**WORK TO BE COMPLETED**
In the entries, find all lines that hold the word "this" and copy them.

----------

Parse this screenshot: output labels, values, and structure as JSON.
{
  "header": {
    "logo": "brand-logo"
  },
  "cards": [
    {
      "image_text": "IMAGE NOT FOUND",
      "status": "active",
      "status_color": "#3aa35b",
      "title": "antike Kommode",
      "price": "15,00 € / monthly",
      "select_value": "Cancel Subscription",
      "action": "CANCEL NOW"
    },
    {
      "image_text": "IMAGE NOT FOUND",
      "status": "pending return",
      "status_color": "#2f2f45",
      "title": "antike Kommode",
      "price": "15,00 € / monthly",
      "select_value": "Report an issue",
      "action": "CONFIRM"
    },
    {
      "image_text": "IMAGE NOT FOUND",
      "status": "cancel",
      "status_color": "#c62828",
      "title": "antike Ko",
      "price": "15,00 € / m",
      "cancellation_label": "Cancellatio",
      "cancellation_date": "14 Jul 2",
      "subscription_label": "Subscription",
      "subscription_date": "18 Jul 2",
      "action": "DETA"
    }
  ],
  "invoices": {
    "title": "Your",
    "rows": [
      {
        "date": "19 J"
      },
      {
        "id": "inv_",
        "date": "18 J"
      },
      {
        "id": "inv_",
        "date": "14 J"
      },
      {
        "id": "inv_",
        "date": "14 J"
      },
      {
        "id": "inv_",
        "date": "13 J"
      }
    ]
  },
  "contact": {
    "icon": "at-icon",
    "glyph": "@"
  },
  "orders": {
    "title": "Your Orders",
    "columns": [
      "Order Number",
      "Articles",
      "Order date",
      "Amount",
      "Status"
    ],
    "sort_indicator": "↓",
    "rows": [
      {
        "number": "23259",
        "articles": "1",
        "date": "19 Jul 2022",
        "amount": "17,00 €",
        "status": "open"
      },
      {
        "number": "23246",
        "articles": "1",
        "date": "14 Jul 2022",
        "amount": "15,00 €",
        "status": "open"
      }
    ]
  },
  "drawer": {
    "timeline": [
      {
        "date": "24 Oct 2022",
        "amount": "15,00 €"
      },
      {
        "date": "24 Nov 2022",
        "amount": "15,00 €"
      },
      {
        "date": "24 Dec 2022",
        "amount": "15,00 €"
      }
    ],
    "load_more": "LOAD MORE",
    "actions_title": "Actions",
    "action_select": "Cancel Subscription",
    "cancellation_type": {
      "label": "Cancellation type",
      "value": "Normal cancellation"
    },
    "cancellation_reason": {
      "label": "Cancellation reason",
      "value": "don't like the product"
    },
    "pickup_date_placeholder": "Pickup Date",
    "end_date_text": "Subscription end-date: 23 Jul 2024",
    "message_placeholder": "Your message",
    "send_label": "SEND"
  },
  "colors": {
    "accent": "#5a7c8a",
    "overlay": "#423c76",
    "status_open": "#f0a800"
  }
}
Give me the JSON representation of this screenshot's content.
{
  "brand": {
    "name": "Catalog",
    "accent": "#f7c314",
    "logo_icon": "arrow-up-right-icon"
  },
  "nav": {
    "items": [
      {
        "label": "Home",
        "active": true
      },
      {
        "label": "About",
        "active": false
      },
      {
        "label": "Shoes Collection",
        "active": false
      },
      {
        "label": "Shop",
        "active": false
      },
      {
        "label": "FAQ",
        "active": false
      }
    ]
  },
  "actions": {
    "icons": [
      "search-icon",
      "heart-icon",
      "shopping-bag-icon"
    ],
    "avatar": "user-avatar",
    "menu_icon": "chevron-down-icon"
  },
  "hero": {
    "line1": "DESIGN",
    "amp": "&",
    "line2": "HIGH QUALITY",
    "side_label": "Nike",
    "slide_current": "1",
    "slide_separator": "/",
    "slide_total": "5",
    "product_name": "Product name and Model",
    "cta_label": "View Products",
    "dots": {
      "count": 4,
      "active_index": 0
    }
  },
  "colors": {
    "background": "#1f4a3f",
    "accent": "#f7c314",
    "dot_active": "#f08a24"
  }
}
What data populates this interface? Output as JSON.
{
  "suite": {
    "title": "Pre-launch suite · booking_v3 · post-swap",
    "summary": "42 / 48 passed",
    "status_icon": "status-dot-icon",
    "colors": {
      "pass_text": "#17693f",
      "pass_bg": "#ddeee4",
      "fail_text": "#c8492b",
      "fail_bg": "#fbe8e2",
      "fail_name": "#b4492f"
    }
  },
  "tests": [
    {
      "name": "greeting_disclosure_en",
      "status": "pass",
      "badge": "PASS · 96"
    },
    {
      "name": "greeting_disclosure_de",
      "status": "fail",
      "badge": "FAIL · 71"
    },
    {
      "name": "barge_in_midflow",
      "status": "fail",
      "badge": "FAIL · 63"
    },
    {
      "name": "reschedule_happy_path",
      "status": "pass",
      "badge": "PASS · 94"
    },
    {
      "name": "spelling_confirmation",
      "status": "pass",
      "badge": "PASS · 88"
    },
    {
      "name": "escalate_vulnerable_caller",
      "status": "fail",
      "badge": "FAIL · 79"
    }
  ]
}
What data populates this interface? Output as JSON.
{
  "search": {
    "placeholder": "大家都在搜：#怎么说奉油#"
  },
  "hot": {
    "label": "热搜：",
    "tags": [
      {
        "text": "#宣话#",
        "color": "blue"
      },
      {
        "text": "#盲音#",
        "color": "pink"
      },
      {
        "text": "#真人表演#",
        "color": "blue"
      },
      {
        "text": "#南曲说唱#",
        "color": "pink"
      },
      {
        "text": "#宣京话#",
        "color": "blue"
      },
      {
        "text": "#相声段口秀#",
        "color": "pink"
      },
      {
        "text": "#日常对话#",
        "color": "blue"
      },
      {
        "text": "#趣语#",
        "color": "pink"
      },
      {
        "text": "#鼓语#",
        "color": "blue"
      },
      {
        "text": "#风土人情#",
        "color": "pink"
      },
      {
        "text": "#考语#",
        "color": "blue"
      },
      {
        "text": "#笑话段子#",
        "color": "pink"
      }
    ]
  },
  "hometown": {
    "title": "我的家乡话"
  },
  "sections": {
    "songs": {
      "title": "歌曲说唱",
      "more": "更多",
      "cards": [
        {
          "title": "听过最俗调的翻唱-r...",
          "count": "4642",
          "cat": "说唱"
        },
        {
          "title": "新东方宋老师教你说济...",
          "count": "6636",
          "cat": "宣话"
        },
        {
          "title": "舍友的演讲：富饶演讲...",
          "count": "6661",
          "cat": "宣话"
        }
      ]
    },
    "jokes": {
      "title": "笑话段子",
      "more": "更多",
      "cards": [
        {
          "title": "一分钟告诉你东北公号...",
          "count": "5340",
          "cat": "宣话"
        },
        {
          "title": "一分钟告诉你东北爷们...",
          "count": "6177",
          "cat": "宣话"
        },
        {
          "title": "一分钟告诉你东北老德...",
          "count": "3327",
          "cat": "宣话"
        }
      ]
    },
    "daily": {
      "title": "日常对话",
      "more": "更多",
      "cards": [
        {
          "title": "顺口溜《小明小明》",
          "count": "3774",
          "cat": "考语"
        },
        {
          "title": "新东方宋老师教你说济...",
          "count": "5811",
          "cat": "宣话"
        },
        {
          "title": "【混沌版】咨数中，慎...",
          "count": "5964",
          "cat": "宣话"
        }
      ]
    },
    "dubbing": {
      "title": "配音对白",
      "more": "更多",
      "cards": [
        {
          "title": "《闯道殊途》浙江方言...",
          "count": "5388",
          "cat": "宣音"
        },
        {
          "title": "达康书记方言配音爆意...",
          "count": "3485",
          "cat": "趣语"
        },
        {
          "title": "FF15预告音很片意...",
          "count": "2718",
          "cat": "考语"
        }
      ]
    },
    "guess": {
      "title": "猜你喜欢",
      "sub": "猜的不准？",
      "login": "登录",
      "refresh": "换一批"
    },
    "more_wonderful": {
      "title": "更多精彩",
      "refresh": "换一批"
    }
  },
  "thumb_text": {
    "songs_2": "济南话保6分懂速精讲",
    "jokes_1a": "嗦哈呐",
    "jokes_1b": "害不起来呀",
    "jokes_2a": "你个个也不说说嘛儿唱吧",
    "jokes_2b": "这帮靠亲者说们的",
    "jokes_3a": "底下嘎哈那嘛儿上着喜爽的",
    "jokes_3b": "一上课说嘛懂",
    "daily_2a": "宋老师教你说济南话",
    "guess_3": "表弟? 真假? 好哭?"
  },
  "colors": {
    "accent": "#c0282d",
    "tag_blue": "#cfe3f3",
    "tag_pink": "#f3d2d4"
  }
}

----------

**TASK ANSWER**
Parse this screenshot: output labels, values, and structure as JSON.
Give me the JSON representation of this screenshot's content.
What data populates this interface? Output as JSON.
What data populates this interface? Output as JSON.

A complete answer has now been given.